Johnny Jet: I’ve gotten hacked a couple times. Actually once was in New York City a couple of years ago. I’m not sure how they did it and then just two months ago. All of a sudden I started seeing some charges from this one company on two credit cards including my bank card and I have no idea how they got it because I don’t use those cards.
Adam Levin: Likely is that your user ID and password showed up on the website. Have I been pawned, for instance, because there has been a breach of an institution where your user ID and password were in it was in their database. If you think about it, we’ve had just thousands upon thousands of breaches that are announced every year, right?

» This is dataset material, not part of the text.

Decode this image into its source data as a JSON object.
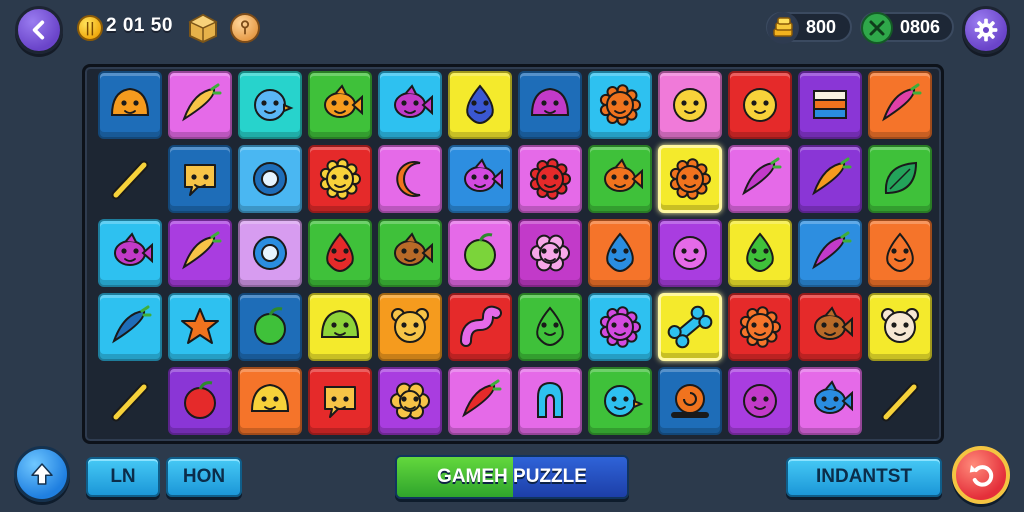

I mean Equifax alone, you’re talking about 150 million people with everything from their Social Security number to driver’s license to personal identifiable information. Mortgage companies, hospitals educational institutions. The list goes on and on and on, so I I think people have to understand the fact that our information is out there and that that we have to be mindful of that.
Johnny Jet: So do you recommend people checking haveibeenpwned.com?
Adam Levin: Absolutely. You can put in your cell phone and you know for years everybody was saying it’s Social Security number. That’s your most ubiquitous number. the truth is today your most ubiquitous numbers, your cell phone, ’cause nobody changes it. And it’s on you. It’s literally attached to your appendage. Practically, it’s another arm, and everywhere you go, people don’t think twice about giving out their cell phone number.
Johnny Jet: Right, should they be giving out a burner number?
Adam Levin: Would be better if they did. Would be better also to have you know, a burner e-mail too.
Johnny Jet: I know there are apps and sites that will actually give you a different phone number that will actually redirect to your number.
Adam Levin: Yes, you know Google Voice for one.
Johnny Jet: My last question for you. Do you put a piece of tape over the camera on your laptop?
Well, actually I have a sliding cover. But you should definitely. I mean, if it’s good enough for Mark Zuckerberg, it’s good enough for the rest of us.
Adam Levin: There was a rat scandal a few years ago where there was a Russian website that had the activities of 77,000 households worldwide. The hackers had gotten into, and they were basically transmitting images to this one website. You could go on and see what everyone’s doing. Like the movie sliver.
Johnny Jet: Oh my God.
Adam Levin: You don’t want to be the star of your own reality show.
Johnny Jet: That’s why I put a piece of tape on my lens right when I finish my interviews. Thank you again for taking the time.